NASA’s New Horizons spacecraft captured this high-resolution enhanced color view of Pluto on July 14, 2015. The image combines blue, red and infrared images taken by the Ralph/Multispectral Visual Imaging Camera (MVIC). Pluto’s surface sports a remarkable range of subtle colors, enhanced in this view to a rainbow of pale blues, yellows, oranges, and deep reds. Many landforms have their own distinct colors, telling a complex geological and climatological story that scientists have only just begun to decode. The image resolves details and colors on scales as small as 0.8 miles (1.3 kilometers). The viewer is encouraged to zoom in on the image on a larger screen to fully appreciate the complexity of Pluto’s surface features.
The National Aeronautics and Space Administration Design Program is a modernist vision for an optimistic future.
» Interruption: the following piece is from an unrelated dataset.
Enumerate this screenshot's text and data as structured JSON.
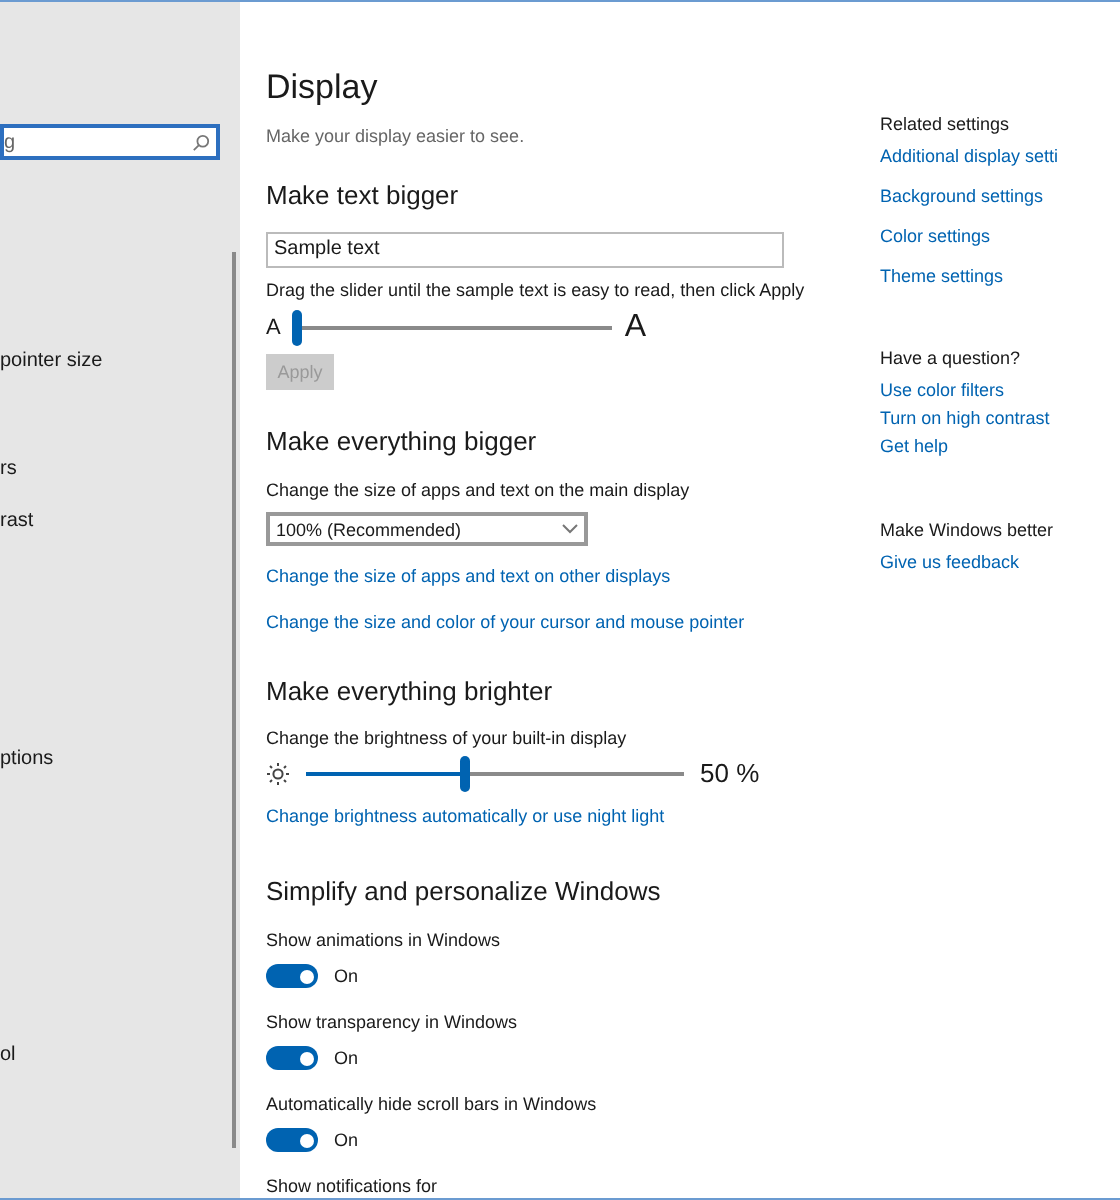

The logo (often referred to as the “worm”) evokes qualities of unity, technical precision, scientific capabilities and uniqueness. Reduced to its simplest form; the one width, continuous-stroke letters are as contemporary today as when the logo was first introduced by Richard Danne (Design Director) and Bruce Blackburn (Designer) at Danne & Blackburn, New York, NY) more than 37 years ago. How then, in 1992, after 19 years, did such an emblematic design program for a future-oriented Federal Agency be dropped for it’s previous (now current) Insignia (the “meatball”)? What follows is a heartfelt personal account from Mr. Danne on the obstacles and achievements of one of the century’s most important and widely published design programs.
A video compiled by Kate Myers. She notes: Every frame in this video is a photograph taken from the International Space Station. All credit goes to the crews on board the ISS. I created this timelapse on a long weekend after discovering the image library online. I used Photoshop and Sony Vegas to edit and compile the footage.